- Directions for this task -
Pictures are not part of the copy; repeat everything else in the records exactly.

- Data listing -
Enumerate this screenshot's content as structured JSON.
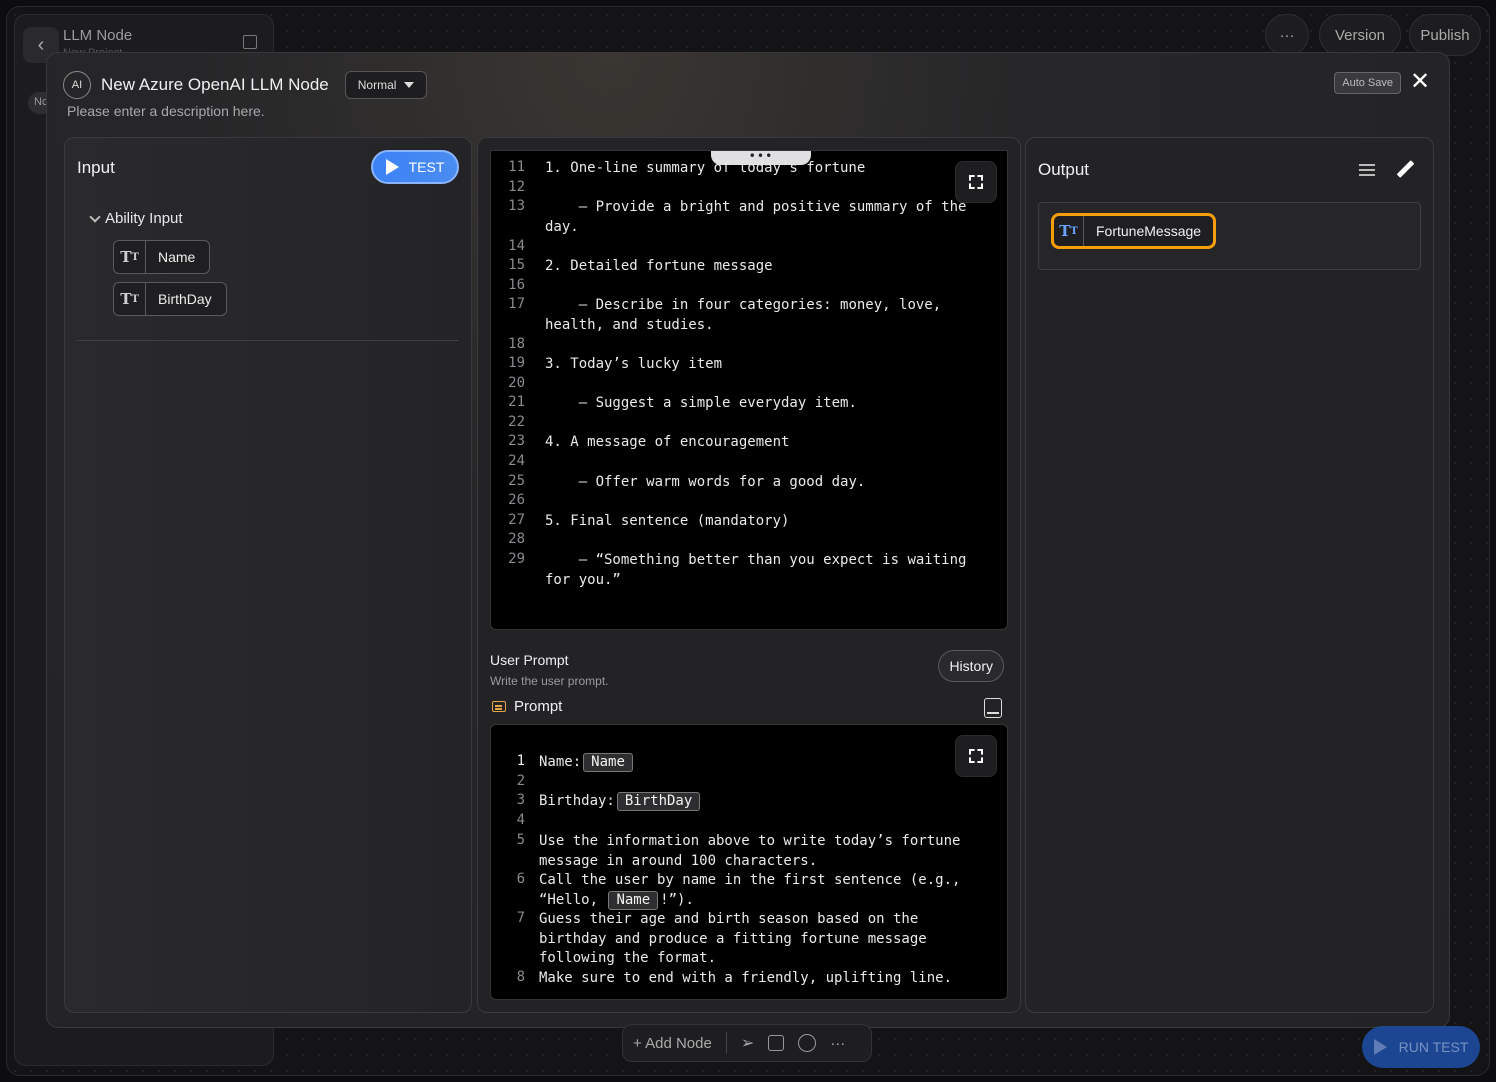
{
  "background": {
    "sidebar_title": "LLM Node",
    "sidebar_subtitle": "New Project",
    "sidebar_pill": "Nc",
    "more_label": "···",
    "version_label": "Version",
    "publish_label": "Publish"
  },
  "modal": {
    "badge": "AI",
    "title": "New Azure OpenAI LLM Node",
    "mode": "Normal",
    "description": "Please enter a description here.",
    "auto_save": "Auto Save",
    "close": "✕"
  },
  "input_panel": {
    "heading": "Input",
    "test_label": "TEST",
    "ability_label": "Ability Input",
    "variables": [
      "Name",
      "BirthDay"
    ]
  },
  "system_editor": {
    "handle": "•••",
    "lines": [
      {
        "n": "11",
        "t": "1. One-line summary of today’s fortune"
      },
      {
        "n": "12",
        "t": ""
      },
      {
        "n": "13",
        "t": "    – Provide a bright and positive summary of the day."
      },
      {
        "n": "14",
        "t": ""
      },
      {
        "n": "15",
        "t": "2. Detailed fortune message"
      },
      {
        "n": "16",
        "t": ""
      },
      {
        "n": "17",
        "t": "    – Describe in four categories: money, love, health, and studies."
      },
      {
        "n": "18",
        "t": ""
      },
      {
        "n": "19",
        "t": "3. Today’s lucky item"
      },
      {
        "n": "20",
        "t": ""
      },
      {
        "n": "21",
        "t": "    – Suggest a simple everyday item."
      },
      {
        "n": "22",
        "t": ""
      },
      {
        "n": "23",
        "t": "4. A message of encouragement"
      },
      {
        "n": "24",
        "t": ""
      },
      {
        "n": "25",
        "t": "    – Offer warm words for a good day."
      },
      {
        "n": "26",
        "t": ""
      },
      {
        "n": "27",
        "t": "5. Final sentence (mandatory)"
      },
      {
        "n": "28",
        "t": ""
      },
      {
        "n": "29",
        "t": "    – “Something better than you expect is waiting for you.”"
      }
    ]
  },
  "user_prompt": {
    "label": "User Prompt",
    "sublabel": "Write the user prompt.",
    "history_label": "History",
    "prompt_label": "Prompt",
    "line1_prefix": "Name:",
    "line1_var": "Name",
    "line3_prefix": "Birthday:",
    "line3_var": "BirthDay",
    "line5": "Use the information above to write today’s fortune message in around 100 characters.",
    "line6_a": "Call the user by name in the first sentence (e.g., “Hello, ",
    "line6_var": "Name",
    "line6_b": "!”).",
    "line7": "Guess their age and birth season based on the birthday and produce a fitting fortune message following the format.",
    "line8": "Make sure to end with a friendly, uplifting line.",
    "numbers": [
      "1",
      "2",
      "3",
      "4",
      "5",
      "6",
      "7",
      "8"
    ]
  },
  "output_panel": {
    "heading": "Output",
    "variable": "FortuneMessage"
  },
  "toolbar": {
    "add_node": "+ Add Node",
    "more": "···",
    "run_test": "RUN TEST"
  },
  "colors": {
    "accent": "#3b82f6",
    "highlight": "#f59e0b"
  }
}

- Solution to the problem -
Enumerate this screenshot's content as structured JSON.
{
  "background": {
    "sidebar_title": "LLM Node",
    "sidebar_subtitle": "New Project",
    "sidebar_pill": "Nc",
    "more_label": "···",
    "version_label": "Version",
    "publish_label": "Publish"
  },
  "modal": {
    "badge": "AI",
    "title": "New Azure OpenAI LLM Node",
    "mode": "Normal",
    "description": "Please enter a description here.",
    "auto_save": "Auto Save",
    "close": "✕"
  },
  "input_panel": {
    "heading": "Input",
    "test_label": "TEST",
    "ability_label": "Ability Input",
    "variables": [
      "Name",
      "BirthDay"
    ]
  },
  "system_editor": {
    "handle": "•••",
    "lines": [
      {
        "n": "11",
        "t": "1. One-line summary of today’s fortune"
      },
      {
        "n": "12",
        "t": ""
      },
      {
        "n": "13",
        "t": "    – Provide a bright and positive summary of the day."
      },
      {
        "n": "14",
        "t": ""
      },
      {
        "n": "15",
        "t": "2. Detailed fortune message"
      },
      {
        "n": "16",
        "t": ""
      },
      {
        "n": "17",
        "t": "    – Describe in four categories: money, love, health, and studies."
      },
      {
        "n": "18",
        "t": ""
      },
      {
        "n": "19",
        "t": "3. Today’s lucky item"
      },
      {
        "n": "20",
        "t": ""
      },
      {
        "n": "21",
        "t": "    – Suggest a simple everyday item."
      },
      {
        "n": "22",
        "t": ""
      },
      {
        "n": "23",
        "t": "4. A message of encouragement"
      },
      {
        "n": "24",
        "t": ""
      },
      {
        "n": "25",
        "t": "    – Offer warm words for a good day."
      },
      {
        "n": "26",
        "t": ""
      },
      {
        "n": "27",
        "t": "5. Final sentence (mandatory)"
      },
      {
        "n": "28",
        "t": ""
      },
      {
        "n": "29",
        "t": "    – “Something better than you expect is waiting for you.”"
      }
    ]
  },
  "user_prompt": {
    "label": "User Prompt",
    "sublabel": "Write the user prompt.",
    "history_label": "History",
    "prompt_label": "Prompt",
    "line1_prefix": "Name:",
    "line1_var": "Name",
    "line3_prefix": "Birthday:",
    "line3_var": "BirthDay",
    "line5": "Use the information above to write today’s fortune message in around 100 characters.",
    "line6_a": "Call the user by name in the first sentence (e.g., “Hello, ",
    "line6_var": "Name",
    "line6_b": "!”).",
    "line7": "Guess their age and birth season based on the birthday and produce a fitting fortune message following the format.",
    "line8": "Make sure to end with a friendly, uplifting line.",
    "numbers": [
      "1",
      "2",
      "3",
      "4",
      "5",
      "6",
      "7",
      "8"
    ]
  },
  "output_panel": {
    "heading": "Output",
    "variable": "FortuneMessage"
  },
  "toolbar": {
    "add_node": "+ Add Node",
    "more": "···",
    "run_test": "RUN TEST"
  },
  "colors": {
    "accent": "#3b82f6",
    "highlight": "#f59e0b"
  }
}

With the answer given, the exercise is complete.